Set down all of the entries exactly, leaving nothing out.

Element data from apps and pages:
#####

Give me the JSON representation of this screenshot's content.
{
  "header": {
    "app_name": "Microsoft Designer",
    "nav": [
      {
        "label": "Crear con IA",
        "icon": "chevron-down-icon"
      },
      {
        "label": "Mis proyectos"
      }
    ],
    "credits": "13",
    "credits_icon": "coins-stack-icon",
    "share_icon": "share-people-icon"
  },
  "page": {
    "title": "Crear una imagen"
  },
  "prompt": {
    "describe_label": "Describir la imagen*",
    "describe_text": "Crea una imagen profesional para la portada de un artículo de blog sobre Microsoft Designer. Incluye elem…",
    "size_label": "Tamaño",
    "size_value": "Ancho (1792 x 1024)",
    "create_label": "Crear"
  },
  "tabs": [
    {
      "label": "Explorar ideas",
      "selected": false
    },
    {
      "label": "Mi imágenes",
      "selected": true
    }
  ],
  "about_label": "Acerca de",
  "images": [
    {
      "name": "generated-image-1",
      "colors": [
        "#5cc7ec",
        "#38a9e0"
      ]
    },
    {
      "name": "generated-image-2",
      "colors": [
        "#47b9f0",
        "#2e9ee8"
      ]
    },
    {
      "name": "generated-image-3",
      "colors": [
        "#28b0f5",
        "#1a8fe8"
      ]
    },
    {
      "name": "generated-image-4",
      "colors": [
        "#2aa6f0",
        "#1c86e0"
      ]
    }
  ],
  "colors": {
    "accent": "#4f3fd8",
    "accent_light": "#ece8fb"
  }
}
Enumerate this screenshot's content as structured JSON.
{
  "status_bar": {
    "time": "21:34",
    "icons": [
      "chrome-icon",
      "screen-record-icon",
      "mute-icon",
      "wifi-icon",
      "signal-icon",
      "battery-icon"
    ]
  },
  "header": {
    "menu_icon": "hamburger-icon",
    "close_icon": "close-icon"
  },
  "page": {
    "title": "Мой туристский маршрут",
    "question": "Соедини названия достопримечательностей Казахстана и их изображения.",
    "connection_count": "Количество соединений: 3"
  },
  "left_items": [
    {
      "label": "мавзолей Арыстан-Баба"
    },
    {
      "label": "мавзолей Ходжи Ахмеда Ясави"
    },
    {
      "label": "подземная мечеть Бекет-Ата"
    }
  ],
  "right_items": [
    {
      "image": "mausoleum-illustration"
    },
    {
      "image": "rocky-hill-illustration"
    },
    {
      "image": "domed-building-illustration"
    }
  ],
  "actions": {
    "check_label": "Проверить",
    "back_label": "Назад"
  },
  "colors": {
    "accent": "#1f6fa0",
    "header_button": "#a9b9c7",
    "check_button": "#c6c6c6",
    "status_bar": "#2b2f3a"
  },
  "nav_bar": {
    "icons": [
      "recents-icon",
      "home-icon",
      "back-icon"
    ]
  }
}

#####

◆ **ANSWER TO THE PROBLEM**
Give me the JSON representation of this screenshot's content.
{
  "header": {
    "app_name": "Microsoft Designer",
    "nav": [
      {
        "label": "Crear con IA",
        "icon": "chevron-down-icon"
      },
      {
        "label": "Mis proyectos"
      }
    ],
    "credits": "13",
    "credits_icon": "coins-stack-icon",
    "share_icon": "share-people-icon"
  },
  "page": {
    "title": "Crear una imagen"
  },
  "prompt": {
    "describe_label": "Describir la imagen*",
    "describe_text": "Crea una imagen profesional para la portada de un artículo de blog sobre Microsoft Designer. Incluye elem…",
    "size_label": "Tamaño",
    "size_value": "Ancho (1792 x 1024)",
    "create_label": "Crear"
  },
  "tabs": [
    {
      "label": "Explorar ideas",
      "selected": false
    },
    {
      "label": "Mi imágenes",
      "selected": true
    }
  ],
  "about_label": "Acerca de",
  "images": [
    {
      "name": "generated-image-1",
      "colors": [
        "#5cc7ec",
        "#38a9e0"
      ]
    },
    {
      "name": "generated-image-2",
      "colors": [
        "#47b9f0",
        "#2e9ee8"
      ]
    },
    {
      "name": "generated-image-3",
      "colors": [
        "#28b0f5",
        "#1a8fe8"
      ]
    },
    {
      "name": "generated-image-4",
      "colors": [
        "#2aa6f0",
        "#1c86e0"
      ]
    }
  ],
  "colors": {
    "accent": "#4f3fd8",
    "accent_light": "#ece8fb"
  }
}
Enumerate this screenshot's content as structured JSON.
{
  "status_bar": {
    "time": "21:34",
    "icons": [
      "chrome-icon",
      "screen-record-icon",
      "mute-icon",
      "wifi-icon",
      "signal-icon",
      "battery-icon"
    ]
  },
  "header": {
    "menu_icon": "hamburger-icon",
    "close_icon": "close-icon"
  },
  "page": {
    "title": "Мой туристский маршрут",
    "question": "Соедини названия достопримечательностей Казахстана и их изображения.",
    "connection_count": "Количество соединений: 3"
  },
  "left_items": [
    {
      "label": "мавзолей Арыстан-Баба"
    },
    {
      "label": "мавзолей Ходжи Ахмеда Ясави"
    },
    {
      "label": "подземная мечеть Бекет-Ата"
    }
  ],
  "right_items": [
    {
      "image": "mausoleum-illustration"
    },
    {
      "image": "rocky-hill-illustration"
    },
    {
      "image": "domed-building-illustration"
    }
  ],
  "actions": {
    "check_label": "Проверить",
    "back_label": "Назад"
  },
  "colors": {
    "accent": "#1f6fa0",
    "header_button": "#a9b9c7",
    "check_button": "#c6c6c6",
    "status_bar": "#2b2f3a"
  },
  "nav_bar": {
    "icons": [
      "recents-icon",
      "home-icon",
      "back-icon"
    ]
  }
}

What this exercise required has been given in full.